Voice assistants such as Amazon Alexa or Apple Siri have been around long enough to become much relied-on aides for millions of users. They also offer great opportunities for user assistance. However, while the tools are already out there, the tc community has yet to fully seize these possibilities.

Text by Alan Houser


Image: © mikkelwilliam/istockphoto.com

"Alexa: Who is the Chancellor of Germany?"

"The Chancellor of Germany is Angela Merkel."

"Alexa: When was she born?"

"Angela Merkel was born on July 17th, 1954."

This natural-language spoken interaction happened very recently, between me and a device  the Amazon Echo voice assistant in my home. "Alexa" is the trigger word for the Alexa; I can interact with the Amazon Echo at any time by saying the trigger word. Calling the device by name  Alexa  contributes to the feeling that the interaction is natural.

In yesterday's science fiction, humans often engage computers by voice. And why not? Virtually all humans are capable of speech. We use our voices all day, every day, to interact with each other. Speech is perhaps the most natural, easiest way for most humans to communicate with each other.
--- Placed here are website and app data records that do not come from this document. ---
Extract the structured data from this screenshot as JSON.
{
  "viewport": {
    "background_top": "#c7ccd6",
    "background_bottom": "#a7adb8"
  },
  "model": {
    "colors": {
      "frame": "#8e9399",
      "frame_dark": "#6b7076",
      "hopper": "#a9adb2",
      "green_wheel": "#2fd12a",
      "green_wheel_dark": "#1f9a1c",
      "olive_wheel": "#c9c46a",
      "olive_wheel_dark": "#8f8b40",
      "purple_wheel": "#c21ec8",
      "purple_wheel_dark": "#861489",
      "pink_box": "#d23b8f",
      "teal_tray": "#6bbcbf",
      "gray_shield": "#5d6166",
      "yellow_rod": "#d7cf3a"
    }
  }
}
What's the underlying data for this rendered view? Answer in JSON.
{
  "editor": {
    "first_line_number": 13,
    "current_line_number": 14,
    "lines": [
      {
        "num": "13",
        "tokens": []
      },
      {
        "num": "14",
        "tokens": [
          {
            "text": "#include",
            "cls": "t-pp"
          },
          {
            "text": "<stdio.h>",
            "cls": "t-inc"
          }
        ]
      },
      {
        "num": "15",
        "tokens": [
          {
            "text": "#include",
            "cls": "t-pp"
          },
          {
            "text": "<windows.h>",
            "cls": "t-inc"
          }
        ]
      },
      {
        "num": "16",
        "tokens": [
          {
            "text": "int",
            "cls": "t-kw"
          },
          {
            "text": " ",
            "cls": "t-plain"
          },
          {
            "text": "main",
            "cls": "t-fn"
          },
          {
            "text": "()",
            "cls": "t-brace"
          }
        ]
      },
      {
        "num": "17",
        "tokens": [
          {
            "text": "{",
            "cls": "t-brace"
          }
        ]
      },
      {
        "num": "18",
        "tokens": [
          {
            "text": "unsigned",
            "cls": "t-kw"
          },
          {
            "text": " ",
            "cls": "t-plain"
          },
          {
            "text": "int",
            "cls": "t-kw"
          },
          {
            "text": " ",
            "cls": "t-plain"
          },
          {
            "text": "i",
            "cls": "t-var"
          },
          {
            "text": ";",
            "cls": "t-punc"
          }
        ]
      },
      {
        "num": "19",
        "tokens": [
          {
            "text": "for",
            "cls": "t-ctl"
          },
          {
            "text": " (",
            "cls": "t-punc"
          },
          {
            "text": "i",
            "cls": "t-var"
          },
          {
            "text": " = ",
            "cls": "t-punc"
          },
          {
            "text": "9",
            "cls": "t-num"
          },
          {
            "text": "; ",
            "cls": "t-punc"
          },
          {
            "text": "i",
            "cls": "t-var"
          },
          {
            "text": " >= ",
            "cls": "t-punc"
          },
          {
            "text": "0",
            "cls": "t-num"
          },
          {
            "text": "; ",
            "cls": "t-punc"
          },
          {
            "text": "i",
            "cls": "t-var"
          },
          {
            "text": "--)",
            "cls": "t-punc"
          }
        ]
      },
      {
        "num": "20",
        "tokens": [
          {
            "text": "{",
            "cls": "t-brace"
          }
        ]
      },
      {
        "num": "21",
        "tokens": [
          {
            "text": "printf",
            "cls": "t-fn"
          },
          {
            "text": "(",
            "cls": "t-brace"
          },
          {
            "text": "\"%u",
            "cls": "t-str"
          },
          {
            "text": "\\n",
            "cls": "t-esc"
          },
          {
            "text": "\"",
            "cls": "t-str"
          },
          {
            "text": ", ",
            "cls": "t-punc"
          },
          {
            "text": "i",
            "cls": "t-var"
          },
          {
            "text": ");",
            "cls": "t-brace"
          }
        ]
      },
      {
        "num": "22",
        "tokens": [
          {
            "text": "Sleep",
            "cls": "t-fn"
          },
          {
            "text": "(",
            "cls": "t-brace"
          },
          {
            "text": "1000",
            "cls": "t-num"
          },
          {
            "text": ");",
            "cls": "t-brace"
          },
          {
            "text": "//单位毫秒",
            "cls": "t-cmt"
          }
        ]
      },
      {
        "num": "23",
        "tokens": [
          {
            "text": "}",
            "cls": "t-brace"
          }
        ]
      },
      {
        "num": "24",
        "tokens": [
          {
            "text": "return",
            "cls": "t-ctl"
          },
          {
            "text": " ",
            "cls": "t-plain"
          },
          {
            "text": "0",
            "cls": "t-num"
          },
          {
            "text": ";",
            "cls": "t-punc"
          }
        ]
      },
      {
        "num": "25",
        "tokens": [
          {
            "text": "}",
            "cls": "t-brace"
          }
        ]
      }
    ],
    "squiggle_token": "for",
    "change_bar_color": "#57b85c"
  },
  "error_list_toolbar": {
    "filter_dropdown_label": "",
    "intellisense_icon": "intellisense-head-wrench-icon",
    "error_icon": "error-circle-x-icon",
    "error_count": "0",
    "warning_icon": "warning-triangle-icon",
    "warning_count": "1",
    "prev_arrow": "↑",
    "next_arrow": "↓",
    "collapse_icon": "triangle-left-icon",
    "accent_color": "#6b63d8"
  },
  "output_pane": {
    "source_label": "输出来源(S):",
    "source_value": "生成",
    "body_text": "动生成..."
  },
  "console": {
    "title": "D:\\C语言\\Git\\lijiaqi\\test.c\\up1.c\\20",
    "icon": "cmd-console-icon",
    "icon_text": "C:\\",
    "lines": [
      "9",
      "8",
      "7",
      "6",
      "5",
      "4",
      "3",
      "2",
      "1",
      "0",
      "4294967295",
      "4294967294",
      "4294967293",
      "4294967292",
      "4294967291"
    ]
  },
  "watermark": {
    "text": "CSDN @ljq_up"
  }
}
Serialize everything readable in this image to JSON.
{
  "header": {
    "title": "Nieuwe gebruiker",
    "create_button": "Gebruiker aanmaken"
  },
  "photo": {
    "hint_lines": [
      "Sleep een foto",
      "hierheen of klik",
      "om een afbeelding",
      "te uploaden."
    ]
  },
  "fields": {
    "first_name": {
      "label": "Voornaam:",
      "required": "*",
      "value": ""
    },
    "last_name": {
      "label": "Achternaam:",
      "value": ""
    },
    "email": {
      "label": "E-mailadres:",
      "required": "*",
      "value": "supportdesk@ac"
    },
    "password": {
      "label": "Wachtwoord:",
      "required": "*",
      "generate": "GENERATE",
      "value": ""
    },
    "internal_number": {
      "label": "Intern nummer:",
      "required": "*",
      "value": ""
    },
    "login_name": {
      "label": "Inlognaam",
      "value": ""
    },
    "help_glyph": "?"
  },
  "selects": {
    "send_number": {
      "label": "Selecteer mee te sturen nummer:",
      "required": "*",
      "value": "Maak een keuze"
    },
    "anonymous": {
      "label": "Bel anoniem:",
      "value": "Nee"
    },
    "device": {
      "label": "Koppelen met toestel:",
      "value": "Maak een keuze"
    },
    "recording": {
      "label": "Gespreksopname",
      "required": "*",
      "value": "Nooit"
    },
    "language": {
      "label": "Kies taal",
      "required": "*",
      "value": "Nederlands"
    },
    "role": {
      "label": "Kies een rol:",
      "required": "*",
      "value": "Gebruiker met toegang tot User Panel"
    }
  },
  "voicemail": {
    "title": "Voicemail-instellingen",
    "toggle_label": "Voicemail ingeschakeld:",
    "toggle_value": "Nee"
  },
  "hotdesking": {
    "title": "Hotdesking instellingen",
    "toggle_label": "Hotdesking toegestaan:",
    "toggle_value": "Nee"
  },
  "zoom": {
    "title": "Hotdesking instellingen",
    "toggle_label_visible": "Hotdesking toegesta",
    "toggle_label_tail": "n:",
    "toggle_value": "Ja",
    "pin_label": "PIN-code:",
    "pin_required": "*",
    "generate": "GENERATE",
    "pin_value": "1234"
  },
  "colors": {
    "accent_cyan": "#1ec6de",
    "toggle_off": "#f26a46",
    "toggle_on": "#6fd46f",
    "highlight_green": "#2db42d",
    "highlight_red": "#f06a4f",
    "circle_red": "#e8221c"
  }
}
When humans engage computers, however, voice interaction has been relatively rare. Voice has ...